Finally about the issue of reuse the card you inserted in WP7: it is true that Nokia phones have an app that allows to "unlock" and format the SD cards; I do not remember where but there is a version of the app for the PC.
I am glad you were finally able to get a phone from Rogers. I have been using my Focus heavily since US launch day and I like it more today than I did then. I inserted a PNY Class 2 16Gb card in the phone when I first booted it. The phone did not see the card at the first boot, but it did when I booted it a second time.
The only odd issue I've had is when I first synced my music collection to the phone, when I reached the internal capacity of the phone, or 8Gb, the sync process slowed significantly for the remaining 1 gig of music I had. It did finish, but it took a long time. Since then, I've had no slow sync issues when the phone updates with my Zune Pass.
I've read a lot about this issue on tech blogs and it seems that users who tried the fastest SD cards are the one having problems. Microsoft's warning about the cards was about the lack of consistent quality in handling data. I agree that the issue needs a resolution of some type (a list of certified cards would be a start), but I also wonder just how many "real" users, meaning people who don't post on tech blogs, would even bother with an internal SD card?
BTW, if you use foam case for the Focus, be careful. I had a Body Glove model on the phone that was so tight that it kept turning the phone off whenever I pulled it from my pocket and brushed a finger against the power switch. I replaced that with a thin rigid case that has cut-outs for all the buttons.
The only odd issue I've had is when I first synced my music collection to the phone, when I reached the internal capacity of the phone, or 8Gb, the sync process slowed significantly for the remaining 1 gig of music I had...I've read a lot about this issue on tech blogs and it seems that users who tried the fastest SD cards are the one having problems.
Yeah, that's about what I'd expect from a Class 2 card - which is why, of course, all of us tech blogger types are trying to put in the fastest cards we can. Kingston had a 32 GB Class 6 card, but I opted for the smaller 16 GB card because it was faster (Class 10).
The whole thing is a mess, and has completely reversed my opinion on removable storage in Windows Phone 7; I wouldn't recommend any user add a microSD card to their device.

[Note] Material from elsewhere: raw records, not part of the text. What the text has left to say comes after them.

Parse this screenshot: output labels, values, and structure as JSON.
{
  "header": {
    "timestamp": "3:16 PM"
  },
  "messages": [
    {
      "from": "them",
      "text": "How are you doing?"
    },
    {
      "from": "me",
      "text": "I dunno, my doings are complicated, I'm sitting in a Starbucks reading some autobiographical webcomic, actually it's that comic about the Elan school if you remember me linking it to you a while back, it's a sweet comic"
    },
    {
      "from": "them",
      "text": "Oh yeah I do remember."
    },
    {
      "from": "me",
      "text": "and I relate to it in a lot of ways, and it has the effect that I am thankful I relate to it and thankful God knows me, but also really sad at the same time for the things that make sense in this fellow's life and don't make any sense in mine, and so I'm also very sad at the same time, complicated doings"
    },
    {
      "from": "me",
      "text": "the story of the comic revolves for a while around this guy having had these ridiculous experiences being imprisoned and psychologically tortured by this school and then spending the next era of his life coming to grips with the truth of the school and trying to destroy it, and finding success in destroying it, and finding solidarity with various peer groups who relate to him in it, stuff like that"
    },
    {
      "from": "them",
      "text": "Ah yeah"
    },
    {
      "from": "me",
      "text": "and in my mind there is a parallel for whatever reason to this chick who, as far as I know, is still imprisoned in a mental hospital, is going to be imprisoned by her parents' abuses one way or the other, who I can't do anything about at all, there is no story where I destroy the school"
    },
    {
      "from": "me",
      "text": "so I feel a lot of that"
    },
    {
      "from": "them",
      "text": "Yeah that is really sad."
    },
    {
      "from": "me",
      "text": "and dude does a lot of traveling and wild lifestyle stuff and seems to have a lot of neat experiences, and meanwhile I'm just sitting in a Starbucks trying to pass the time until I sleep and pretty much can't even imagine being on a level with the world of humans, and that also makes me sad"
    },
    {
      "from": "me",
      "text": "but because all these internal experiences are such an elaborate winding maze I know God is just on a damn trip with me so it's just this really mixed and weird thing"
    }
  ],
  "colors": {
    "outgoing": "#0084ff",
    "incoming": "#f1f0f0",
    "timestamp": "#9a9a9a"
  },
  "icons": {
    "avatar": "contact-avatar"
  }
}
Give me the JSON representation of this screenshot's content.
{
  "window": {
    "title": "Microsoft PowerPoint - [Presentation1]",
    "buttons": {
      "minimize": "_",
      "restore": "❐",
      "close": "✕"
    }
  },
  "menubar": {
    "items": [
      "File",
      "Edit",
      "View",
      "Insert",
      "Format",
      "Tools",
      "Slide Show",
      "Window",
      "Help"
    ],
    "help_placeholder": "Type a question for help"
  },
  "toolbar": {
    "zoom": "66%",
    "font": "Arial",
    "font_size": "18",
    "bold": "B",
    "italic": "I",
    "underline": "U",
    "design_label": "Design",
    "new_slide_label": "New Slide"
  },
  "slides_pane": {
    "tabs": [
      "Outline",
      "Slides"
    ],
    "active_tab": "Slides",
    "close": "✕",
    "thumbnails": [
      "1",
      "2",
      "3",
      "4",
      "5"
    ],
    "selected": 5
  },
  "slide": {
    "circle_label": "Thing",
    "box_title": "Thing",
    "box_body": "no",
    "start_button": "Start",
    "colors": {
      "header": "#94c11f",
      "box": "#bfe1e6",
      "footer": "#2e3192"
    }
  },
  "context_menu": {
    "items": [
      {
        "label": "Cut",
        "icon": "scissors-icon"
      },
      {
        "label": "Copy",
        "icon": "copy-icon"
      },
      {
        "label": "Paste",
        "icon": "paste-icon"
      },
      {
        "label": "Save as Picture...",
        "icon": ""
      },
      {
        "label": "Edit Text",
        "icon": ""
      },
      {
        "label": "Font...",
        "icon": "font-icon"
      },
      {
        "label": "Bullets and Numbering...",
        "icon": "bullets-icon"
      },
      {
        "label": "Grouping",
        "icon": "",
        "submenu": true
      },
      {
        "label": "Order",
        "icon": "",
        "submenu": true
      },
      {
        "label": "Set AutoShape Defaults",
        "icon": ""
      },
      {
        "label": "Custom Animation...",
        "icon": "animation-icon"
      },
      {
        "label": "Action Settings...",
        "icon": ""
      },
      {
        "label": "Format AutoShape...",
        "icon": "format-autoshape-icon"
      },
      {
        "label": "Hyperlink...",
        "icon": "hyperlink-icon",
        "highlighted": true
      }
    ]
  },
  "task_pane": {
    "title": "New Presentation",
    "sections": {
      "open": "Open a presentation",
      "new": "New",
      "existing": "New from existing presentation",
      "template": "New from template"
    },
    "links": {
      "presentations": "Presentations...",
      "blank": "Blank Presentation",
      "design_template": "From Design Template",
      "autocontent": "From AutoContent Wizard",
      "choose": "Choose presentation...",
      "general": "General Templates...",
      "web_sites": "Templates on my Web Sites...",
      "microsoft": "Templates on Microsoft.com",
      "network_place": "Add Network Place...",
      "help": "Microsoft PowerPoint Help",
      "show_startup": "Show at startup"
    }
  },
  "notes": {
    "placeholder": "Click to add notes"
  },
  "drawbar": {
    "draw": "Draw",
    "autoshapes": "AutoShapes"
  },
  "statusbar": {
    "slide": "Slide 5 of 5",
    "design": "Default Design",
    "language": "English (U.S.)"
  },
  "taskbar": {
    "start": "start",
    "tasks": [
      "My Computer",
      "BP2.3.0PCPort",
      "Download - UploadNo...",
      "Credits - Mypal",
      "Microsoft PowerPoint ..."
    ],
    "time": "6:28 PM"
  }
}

I seem to remember reading here (on WPT) or some other blog, that the reason MS really didn't want use-replaceable memory cards was because of the way memory was to be managed in WP7 (and beyond, I would guess). I remember the article mentioning that WP wants to manage ALL of the memory as a single unit, so it EXPECTS all of the memory it has, to be available all of the time.
This seems to be the case with the symptoms described -- needing to 'hard reset' after adding the new card; the card being formatted so as to be unusable in any other device.
My guess is that trying to find a card which matches the memory characteristics of the internal memory chip may be why some work and some don't. The O/S is trying to manage them all as one larger unit.